    Seriously, rent...u are better off in this scenario. Do u want to stay there after you graduate? if the answer is a likely no, then you are really putting yourself in a tight bind. What if the housing market is down and you take a loss? dont forget that a house costs much much more than the monthly payments. Expect to pay another 10% a month or so for expenses and insurance. Expect more for maintenance fees, dont forget escrow fees, etc.

    Im a skeptic and I wouldn't buy right now when I know my money can earn around 12% a year safely. If a home can't clearly beat this then ill steer away.

    Either way, good luck. I doubt you will seriously seriously regret either decision you make.
     
  13. ncalcate

    ncalcate Senior Member
    10+ Year Member

    Joined:
    Jun 3, 2003
    Messages:
    280
    Likes Received:
    1
    Status:
    Resident [Any Field]


    Let me make sure I understand this correctly. You attack Dental Mom, calling her statement "ridiculous." You insist, presumably based upon what you believe is your vast knowledge of the real estate market, that property values are going up around the country, especially in "cities and in collegetowns and on the water." I then provide you with a link to a leading newspaper that quotes several experts who attest that real estate in Boston (which is on the water, is a college town, and is a city) is going down. You ignore that completely, continue to insist that real estate is going up (but provide nothing beyond anecdotal personal experiences to substantiate your assertion) and then compare me to your grandmother??? That's the only response you can come up with???

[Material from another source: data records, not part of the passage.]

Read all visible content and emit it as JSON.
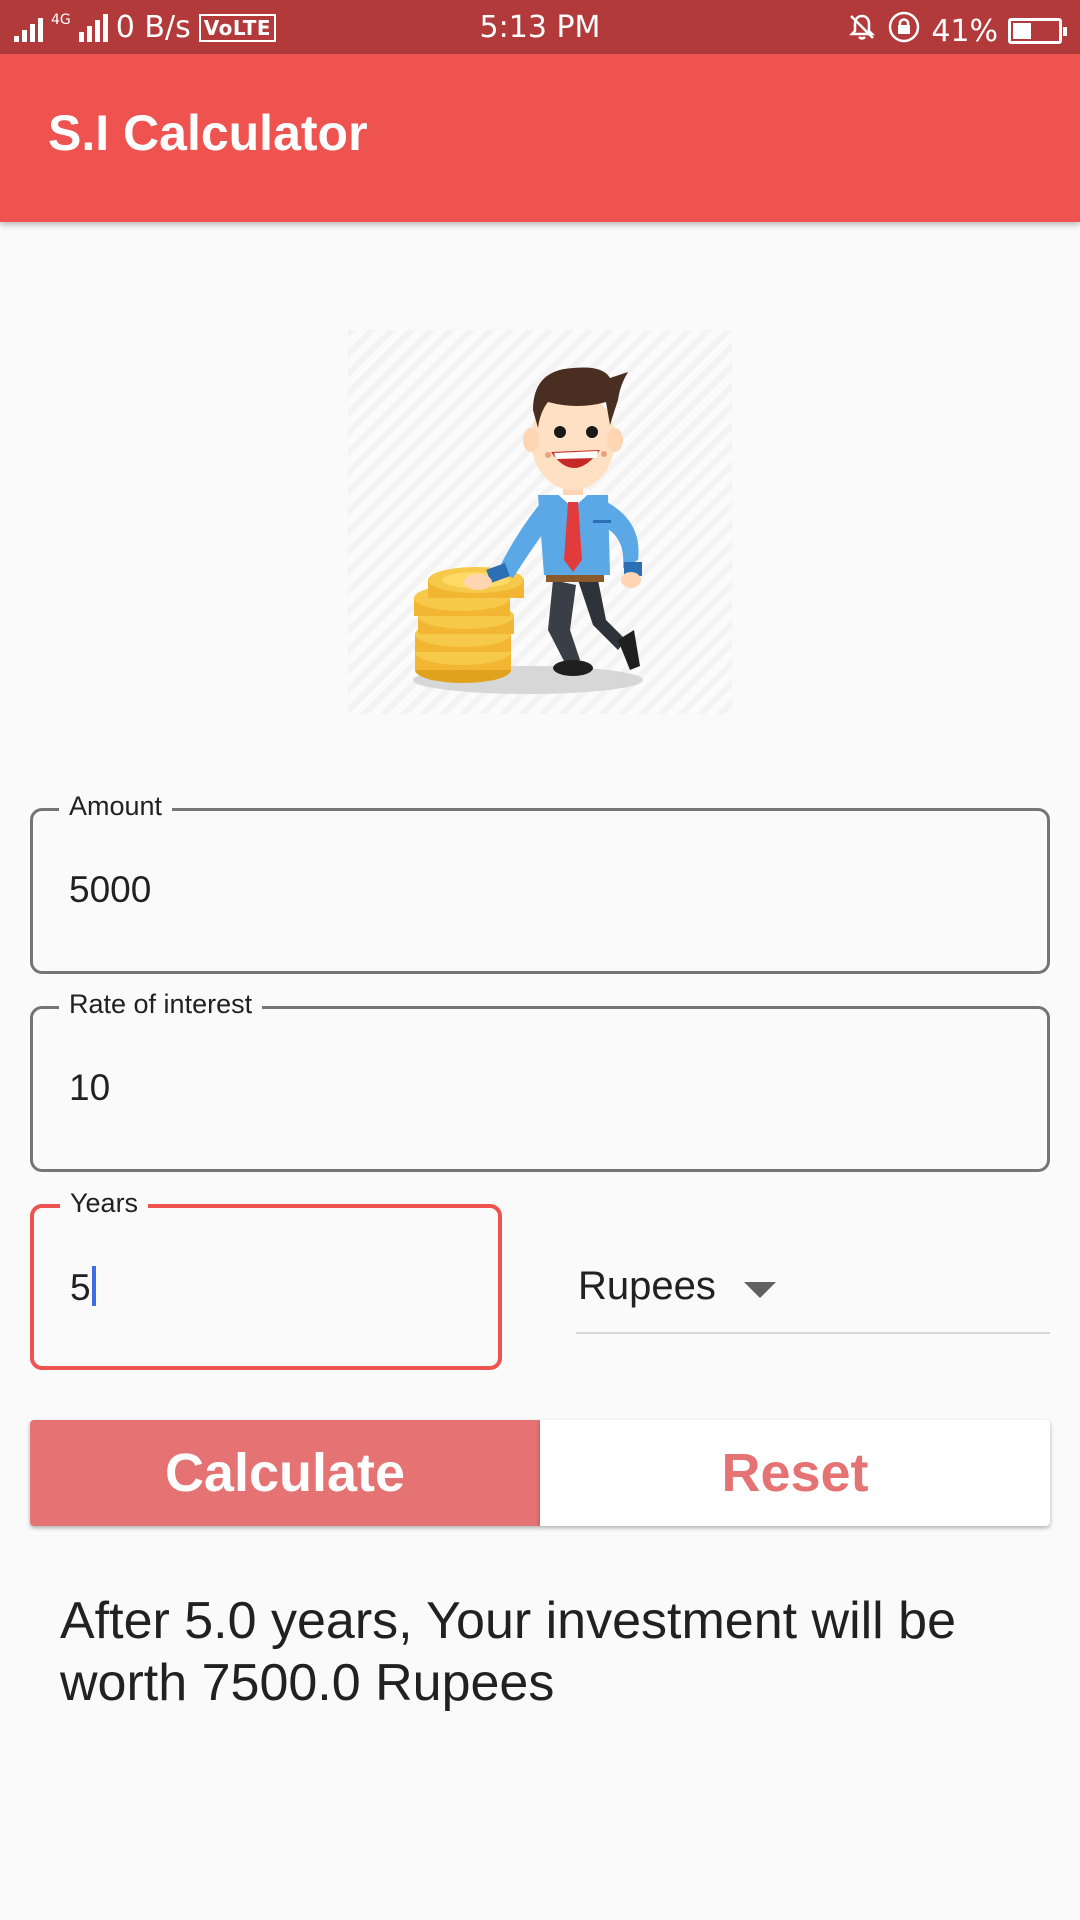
{
  "status_bar": {
    "network_type": "4G",
    "data_speed": "0 B/s",
    "volte": "VoLTE",
    "time": "5:13 PM",
    "battery_percent": "41%",
    "battery_level": 0.41
  },
  "app_bar": {
    "title": "S.I Calculator",
    "color": "#ef5350"
  },
  "form": {
    "amount": {
      "label": "Amount",
      "value": "5000"
    },
    "rate": {
      "label": "Rate of interest",
      "value": "10"
    },
    "years": {
      "label": "Years",
      "value": "5"
    },
    "currency": {
      "selected": "Rupees"
    }
  },
  "buttons": {
    "calculate_label": "Calculate",
    "reset_label": "Reset"
  },
  "result": {
    "text": "After 5.0 years, Your investment will be worth 7500.0 Rupees"
  },
  "icons": [
    "signal-icon",
    "mute-icon",
    "lock-rotation-icon",
    "battery-icon",
    "dropdown-arrow-icon"
  ],
  "colors": {
    "status_bar": "#b23a3a",
    "accent": "#ef5350",
    "button_fill": "#e57373",
    "caret": "#3b6fe6"
  }
}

    Well pickle guy, I would recommend that you apologize to Dental Mom for calling her well-reasoned post "ridiculous." It was a completely inappropriate, rude, and obviously ignorant comment. I can only hope that at some point in the future you'll respect people a bit more. The sooner you post your apology, the better.

    Based upon the facts, I think we all know who the ridiculous one is here.
     
  14. SMC2UCLA2_

    SMC2UCLA2_ Senior Member
    5+ Year Member

    Joined:
    May 7, 2004
    Messages:
    173
    Likes Received:
    0
    right on. couldn't have said it better myself.
     
  15. Hot pickle baby

    Hot pickle baby Membership Revoked
    Removed

    Joined:
    Dec 8, 2005
    Messages:
    140
    Likes Received:
    0
     
  16. Hot pickle baby

    Hot pickle baby Membership Revoked
    Removed

    Joined:
    Dec 8, 2005
    Messages:
    140
    Likes Received:
    0


    Real Estate is still booming and going up. Appologize to me sucker!

    Your like an old man who reads the paper and is scared of his shadow.

    I read a newspaper last winter that said the swine flu was going to wipe us out. hahahahaha

    I bet that scared you to death! :laugh: :laugh: :laugh:

    guess what, it didnt happen. I guess the same writers are writing about real estate now. Also, please in the future, refrain from using big words that you do not understand. They do not make you look smarter!

    :laugh:
     

Share This Page